Disc 7 is a nice mix of four tracks from clarinetist Joe Marsala (with early period, 1945, Dizzy Gillespie, as well as four from Erroll Garner with a trio recorded in New York, also in 1945. CD 8 has West Coast sessions from pianist Phil Moore and his quintet and featuring bassist Red Callender. We also have trumpeter, Al Killian with unnamed “all stars.”
The ninth CD will have major appeal to fans of saxophonist, Charlie Ventura. Here Charlie enters bop idioms with sidemen Red Rodney, Willie Smith, and Barney Kessell. The disc closes with Hip Chicks, an all women group put together by jazz impresario, Leonard Feather, for Black and White. Led by vibist ,Marjorie Hyams, the front line is made up of Jean Starr on trumpet, and Marjorie’s sister-in-law, saxophonist, L’Ana Hyams. Their tune “Popsie,” is a tribute to famed photographer, Popsie Randolph.
Disc 10 is notable for a super group live bop session at Compton Junior College in LA. Its line-up is stellar, as we have a front line of trumpeter, Howard McGhee and saxophonist, Lucky Thompson. Bop is king on “Boppin’ Boy,” taken from changes found on “What is This Thing Called Love?” and “Hot House.” Thompson is featured on “Love.” Later, on this same disc is the magnificent Gerald Wilson Orchestra (sessions from early and late 1946) with a dream team of Basie band members, Snooky Young, Melba Liston, and Henry Coker.
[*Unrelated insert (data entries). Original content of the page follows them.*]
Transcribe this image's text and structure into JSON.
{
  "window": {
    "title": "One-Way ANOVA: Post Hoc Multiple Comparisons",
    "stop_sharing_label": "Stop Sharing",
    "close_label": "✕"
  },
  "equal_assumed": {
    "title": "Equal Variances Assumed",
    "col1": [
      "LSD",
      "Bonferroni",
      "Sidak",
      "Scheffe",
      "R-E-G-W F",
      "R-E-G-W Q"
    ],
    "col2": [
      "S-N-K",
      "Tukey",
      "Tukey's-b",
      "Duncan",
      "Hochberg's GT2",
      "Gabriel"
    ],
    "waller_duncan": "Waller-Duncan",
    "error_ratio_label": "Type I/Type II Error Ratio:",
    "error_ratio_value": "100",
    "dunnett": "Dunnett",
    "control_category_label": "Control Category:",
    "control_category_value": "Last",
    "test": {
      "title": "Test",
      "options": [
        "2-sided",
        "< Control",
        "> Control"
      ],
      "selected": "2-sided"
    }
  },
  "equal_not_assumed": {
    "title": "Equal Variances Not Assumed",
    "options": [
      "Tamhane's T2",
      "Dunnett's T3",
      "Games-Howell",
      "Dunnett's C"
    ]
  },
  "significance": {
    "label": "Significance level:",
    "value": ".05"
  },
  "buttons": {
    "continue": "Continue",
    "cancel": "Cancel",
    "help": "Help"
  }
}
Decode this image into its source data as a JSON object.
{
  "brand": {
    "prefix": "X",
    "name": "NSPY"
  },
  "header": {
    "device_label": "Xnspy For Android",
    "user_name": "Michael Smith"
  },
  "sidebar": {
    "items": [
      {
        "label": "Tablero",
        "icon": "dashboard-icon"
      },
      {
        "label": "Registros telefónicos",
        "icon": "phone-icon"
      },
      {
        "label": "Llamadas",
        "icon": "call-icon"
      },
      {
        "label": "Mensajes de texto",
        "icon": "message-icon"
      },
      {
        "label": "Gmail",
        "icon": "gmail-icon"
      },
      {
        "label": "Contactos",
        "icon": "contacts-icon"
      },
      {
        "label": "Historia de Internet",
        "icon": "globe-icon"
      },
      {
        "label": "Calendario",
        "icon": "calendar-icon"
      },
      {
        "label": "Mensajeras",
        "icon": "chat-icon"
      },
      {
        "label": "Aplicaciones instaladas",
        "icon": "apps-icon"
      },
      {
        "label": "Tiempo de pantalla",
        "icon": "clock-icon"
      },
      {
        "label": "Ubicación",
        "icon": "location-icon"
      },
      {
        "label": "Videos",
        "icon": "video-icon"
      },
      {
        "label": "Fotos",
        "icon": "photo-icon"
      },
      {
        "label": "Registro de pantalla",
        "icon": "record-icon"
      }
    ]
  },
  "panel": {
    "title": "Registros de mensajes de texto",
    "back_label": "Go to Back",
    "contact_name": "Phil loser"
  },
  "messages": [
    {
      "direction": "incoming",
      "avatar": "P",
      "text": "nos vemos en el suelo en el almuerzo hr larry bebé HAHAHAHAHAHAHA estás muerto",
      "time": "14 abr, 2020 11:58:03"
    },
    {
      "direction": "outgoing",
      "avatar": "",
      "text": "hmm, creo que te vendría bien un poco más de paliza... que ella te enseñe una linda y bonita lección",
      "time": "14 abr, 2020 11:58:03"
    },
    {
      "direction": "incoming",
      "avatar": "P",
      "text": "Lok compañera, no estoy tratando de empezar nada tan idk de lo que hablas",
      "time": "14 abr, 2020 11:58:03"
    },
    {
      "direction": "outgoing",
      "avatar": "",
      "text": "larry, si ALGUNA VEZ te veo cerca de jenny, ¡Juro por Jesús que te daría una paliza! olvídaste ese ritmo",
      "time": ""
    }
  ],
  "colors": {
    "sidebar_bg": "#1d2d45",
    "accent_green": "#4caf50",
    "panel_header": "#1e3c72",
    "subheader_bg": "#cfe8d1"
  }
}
Gerald does the arranging on the Basie staple, “One O’Clock Jump” and then his own, “Cruisin with Cab.” Wilson’s LA bands stood up to the best that the East Coast had IMHO…
Our 1940s jazz history lesson closes with twenty one tracks from Earle Spencer and His Orchestra, all recorded in Los Angeles at Radio Recorders, between 1946 and 1949. Spencer (on trombone) led his band only during this period before retiring due to health issues. Spencer’s big band has been compared to that of Stan Kenton due to its progressive sound with big brass, and complex arrangements. Its fame never spread outside of California. Hopefully, these tracks will attract some attention and acclaim. Its final 1949 version had Art Pepper and Herb Geller on alto saxes, Jimmy Knepper on trombone, and guitarist, Laurindo Almeida. All went on to major careers.
This mega 11 CD set is only being pressed for 2500 copies. Jazz fans should jump on this opportunity soon, before it sells out. It is a definite choice for end of year jazz awards. A solid Five Stars goes out to this box set…